Although residents in Purcellville’s Country Club Hills and Catoctin Meadows neighborhoods agree that cut-through traffic should be curbed, they continued to disagree about what should be done.
The second meeting of the town-appointed technical advisory committee on the issue took place Thursday night at Town Hall. The focus was on the results of the pilot program, in which the town last month installed 10 removable barriers between East Country Club Drive and Ashleigh Road and rerouted through traffic to Glenmeade Circle. Interim Public Works Director Dawn Ashbacher led the two-hour meeting, being backed up by a panel of traffic experts, members of town and county staffs and Vice Mayor Nedim Ogelman.
About 50 residents from the neighborhoods turned up, offering differing opinions on the best way to solve the traffic problem.
“It’s always better in my mind if people communicate face-to-face,” said Councilman Chris Bledsoe, who was also in attendance. “Having the face-to-face communication with people gives them the chance to understand that we’re all human.”
Ashbacher presented residents with a traffic count that showed the number of vehicles cutting through the neighborhood via West Country Club Drive and Glenmeade Circle before and after the pilot’s start. According to the numbers, traffic counts on West Country Club Drive went up by 86 trip between 7 and 9 a.m. and 65 between 4 and 6 p.m. On Glenmeade, they went up by 73 from 7-9 a.m. and 65 from 4-6 p.m.
Also addressing attendees were multiple community residents. Jeff Scott, a homeowner on West Country Club Drive and the one who spearheaded the community’s effort in soliciting action from the town, called for the barriers to be moved to the 33rd Street/Country Club Drive intersection to stop cut-through traffic altogether.
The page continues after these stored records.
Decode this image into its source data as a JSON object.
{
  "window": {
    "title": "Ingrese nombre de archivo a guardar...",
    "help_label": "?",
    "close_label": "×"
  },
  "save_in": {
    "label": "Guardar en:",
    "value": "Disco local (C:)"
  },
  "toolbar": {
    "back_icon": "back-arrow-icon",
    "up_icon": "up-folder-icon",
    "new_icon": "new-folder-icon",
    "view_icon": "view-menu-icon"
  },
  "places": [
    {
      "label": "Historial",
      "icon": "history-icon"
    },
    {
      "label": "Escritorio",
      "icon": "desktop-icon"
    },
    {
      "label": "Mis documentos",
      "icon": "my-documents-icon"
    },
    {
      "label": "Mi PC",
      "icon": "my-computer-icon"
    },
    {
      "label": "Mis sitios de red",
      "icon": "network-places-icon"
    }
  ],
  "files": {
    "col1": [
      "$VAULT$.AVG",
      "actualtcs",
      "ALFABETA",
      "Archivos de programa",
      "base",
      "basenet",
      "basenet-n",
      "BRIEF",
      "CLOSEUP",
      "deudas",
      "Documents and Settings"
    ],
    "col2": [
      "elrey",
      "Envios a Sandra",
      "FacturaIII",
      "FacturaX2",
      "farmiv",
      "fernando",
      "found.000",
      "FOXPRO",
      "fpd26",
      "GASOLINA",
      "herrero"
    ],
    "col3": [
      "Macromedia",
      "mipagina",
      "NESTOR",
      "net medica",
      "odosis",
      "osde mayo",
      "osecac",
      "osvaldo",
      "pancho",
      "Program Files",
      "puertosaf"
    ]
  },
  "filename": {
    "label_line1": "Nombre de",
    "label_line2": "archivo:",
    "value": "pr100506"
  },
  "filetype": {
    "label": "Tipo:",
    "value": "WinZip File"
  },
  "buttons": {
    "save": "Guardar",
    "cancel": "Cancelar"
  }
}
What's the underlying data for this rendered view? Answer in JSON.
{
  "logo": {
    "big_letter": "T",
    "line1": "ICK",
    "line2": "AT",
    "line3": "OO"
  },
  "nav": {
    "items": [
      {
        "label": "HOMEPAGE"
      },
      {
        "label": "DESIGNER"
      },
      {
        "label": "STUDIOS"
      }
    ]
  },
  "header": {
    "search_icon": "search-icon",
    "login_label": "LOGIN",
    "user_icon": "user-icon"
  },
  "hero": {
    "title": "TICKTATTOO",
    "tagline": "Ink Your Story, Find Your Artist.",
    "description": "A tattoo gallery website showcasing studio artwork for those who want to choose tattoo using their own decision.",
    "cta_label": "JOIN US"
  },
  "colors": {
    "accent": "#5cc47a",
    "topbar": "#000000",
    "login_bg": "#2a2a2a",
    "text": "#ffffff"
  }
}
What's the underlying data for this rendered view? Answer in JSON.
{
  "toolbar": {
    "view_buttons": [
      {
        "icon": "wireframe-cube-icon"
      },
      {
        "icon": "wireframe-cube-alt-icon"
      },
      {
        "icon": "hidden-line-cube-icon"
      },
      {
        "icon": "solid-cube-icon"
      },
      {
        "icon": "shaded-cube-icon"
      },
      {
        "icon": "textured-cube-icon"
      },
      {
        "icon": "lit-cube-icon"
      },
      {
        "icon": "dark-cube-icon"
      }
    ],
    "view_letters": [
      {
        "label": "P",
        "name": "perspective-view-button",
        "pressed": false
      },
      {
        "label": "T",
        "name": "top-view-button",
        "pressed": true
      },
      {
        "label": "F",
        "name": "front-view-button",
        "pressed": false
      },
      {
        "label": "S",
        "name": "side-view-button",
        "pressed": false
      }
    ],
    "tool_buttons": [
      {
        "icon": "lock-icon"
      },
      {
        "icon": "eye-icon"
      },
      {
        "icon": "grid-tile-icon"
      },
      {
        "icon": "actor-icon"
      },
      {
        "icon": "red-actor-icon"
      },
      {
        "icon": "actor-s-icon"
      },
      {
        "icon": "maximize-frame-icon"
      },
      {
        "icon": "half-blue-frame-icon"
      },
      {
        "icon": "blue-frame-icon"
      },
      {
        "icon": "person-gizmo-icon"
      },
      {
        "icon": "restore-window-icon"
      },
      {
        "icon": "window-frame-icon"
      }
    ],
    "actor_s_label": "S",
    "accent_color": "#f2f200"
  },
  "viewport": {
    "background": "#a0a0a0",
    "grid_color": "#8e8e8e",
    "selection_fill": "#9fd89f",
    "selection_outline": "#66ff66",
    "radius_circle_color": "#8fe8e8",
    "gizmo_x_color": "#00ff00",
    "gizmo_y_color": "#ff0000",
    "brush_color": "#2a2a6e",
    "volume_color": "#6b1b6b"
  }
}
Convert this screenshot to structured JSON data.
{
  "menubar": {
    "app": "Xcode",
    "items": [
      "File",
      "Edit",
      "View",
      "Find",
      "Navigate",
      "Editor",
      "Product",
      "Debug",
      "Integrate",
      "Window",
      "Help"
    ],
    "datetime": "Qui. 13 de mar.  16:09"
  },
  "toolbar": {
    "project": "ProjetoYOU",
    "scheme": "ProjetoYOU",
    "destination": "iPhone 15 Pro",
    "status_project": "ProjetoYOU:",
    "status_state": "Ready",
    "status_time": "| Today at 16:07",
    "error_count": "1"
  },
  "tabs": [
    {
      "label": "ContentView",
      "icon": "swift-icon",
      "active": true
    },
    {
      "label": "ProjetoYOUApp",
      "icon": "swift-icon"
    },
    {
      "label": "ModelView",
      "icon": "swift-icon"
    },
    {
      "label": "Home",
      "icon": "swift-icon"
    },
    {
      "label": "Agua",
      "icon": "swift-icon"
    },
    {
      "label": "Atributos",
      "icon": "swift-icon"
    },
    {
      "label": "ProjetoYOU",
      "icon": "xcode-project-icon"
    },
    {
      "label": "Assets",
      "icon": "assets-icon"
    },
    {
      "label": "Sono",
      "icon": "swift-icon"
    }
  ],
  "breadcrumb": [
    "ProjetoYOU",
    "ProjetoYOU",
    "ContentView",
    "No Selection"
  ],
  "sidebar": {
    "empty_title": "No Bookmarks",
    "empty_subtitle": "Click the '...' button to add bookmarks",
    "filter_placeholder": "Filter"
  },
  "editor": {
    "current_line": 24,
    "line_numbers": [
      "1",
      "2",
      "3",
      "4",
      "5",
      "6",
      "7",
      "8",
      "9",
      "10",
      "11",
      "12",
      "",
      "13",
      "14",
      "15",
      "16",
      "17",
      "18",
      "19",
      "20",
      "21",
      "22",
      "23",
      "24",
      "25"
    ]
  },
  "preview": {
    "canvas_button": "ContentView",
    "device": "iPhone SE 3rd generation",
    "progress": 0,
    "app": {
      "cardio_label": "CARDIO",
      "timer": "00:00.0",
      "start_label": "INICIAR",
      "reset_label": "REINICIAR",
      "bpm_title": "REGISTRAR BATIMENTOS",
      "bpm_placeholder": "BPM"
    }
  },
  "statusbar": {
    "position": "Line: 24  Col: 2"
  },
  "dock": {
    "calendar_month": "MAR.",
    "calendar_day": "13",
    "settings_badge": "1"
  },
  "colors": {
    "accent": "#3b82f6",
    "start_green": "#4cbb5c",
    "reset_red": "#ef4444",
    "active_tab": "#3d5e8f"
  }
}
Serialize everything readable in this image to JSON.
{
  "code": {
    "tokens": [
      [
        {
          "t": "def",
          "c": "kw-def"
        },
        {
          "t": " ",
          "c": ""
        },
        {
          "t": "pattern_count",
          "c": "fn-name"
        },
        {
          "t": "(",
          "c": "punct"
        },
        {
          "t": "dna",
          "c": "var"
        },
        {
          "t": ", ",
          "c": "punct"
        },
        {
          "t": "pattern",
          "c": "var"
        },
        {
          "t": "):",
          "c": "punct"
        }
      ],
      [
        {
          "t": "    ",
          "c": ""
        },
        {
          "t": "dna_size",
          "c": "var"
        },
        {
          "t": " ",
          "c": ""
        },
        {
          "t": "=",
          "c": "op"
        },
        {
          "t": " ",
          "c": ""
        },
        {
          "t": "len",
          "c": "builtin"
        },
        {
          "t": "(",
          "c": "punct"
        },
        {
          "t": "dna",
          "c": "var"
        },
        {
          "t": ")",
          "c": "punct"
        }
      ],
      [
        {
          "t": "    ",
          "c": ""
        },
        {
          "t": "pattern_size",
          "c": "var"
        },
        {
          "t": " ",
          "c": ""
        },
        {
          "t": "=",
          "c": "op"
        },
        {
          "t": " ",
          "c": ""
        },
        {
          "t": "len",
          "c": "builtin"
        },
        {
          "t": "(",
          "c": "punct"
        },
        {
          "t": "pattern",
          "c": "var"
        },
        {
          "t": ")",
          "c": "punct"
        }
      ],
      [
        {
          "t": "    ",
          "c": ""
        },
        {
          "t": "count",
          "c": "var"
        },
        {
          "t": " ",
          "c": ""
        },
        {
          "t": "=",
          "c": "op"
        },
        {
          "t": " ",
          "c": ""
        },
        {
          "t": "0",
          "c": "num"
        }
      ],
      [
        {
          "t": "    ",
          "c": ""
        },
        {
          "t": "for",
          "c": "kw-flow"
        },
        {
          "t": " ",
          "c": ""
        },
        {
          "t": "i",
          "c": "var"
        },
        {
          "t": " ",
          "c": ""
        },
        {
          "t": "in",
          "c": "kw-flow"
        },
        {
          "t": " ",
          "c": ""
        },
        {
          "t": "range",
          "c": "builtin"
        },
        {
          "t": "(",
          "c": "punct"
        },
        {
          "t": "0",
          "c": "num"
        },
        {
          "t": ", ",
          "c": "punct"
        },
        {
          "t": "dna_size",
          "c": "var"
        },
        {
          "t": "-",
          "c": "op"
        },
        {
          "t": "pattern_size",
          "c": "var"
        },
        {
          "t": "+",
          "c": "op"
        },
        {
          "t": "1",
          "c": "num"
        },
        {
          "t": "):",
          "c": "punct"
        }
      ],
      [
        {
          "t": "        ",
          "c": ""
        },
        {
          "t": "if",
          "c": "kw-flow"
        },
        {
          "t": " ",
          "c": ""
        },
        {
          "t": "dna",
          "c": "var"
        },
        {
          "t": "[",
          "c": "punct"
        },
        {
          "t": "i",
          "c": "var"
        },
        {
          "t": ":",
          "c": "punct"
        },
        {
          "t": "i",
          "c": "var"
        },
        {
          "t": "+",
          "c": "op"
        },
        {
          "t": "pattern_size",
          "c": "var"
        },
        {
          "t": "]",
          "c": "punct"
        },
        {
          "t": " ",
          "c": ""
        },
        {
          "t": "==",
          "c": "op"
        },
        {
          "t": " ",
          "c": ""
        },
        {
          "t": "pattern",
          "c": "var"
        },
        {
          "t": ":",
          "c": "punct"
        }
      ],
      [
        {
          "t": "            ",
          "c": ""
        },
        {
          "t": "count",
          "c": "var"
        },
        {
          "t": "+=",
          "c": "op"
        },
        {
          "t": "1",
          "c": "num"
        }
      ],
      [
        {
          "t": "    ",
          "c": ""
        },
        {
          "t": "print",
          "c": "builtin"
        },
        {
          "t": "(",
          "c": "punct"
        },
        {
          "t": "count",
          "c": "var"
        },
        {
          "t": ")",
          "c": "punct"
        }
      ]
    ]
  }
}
He also said that the current rerouting was unsafe, noting that Glenmeade Circle has many more cul-de-sacs than Country Club Drive—referring to them as “kid-safe zones.”
“I don’t want traffic going up to Western Country Club or Glenmeade,” he said. “I don’t want traffic going around here at all.”
In between presentations, Ashbacher asked residents point-blank what they thought about the current program, to which about 20 people agreed that it was working “to some extent” and about 10 who felt that it wasn’t working at all.
After hearing an hour of opposition, one resident spoke up with tears in her eyes and three children by her side. She said that all the back-and-forth argument has put residents at odds with each other.
“I’m so saddened that it’s come to this,” she said. “It’s us against them.”
Once a round of applause in support of that sentiment came to an end, Ashbacher said that pitting neighbors against each other was never part of the plan.
“Nobody wants this to divide your neighborhood,” she said. “Who knows, you might be the model cut-through traffic community.”
Two possible solutions were discussed in greater detail—installing barriers on 33rd Street and installing signage to restrict cut-through traffic during certain hours of the day. Loudoun County Chief Fire Marshal Linda Hale, who was on the committee’s panel of experts, said if signage is ever used, enforcement would have to step up. “I don’t know that all of the options have been up on the table yet,” she said.
Although the committee and residents did not come to a consensus and no future meeting dates were set, Ashbacher said the town would continue working to identify a way forward. “We are going to do some research before recommending next steps,” she said.
Cut-through traffic in the neighborhood has been an issue for three decades, as commuters have consistently used the neighborhood as a quick route to get from Main Street to 21st Street.
More recently, when Virginia Regional Transit announced plans to open a commuter parking lot along Hirst Road, residents again began to voice concern. In response to the outcry, the town initiated a pilot program on Feb. 16 that didn’t cut off cut-through traffic, but rerouted it.
Vehicles are now forced to turn left onto West Country Club Drive from 33rd Street and cut through the area using Glenmeade Circle, as opposed to turning right down the eastern portion of the residential street.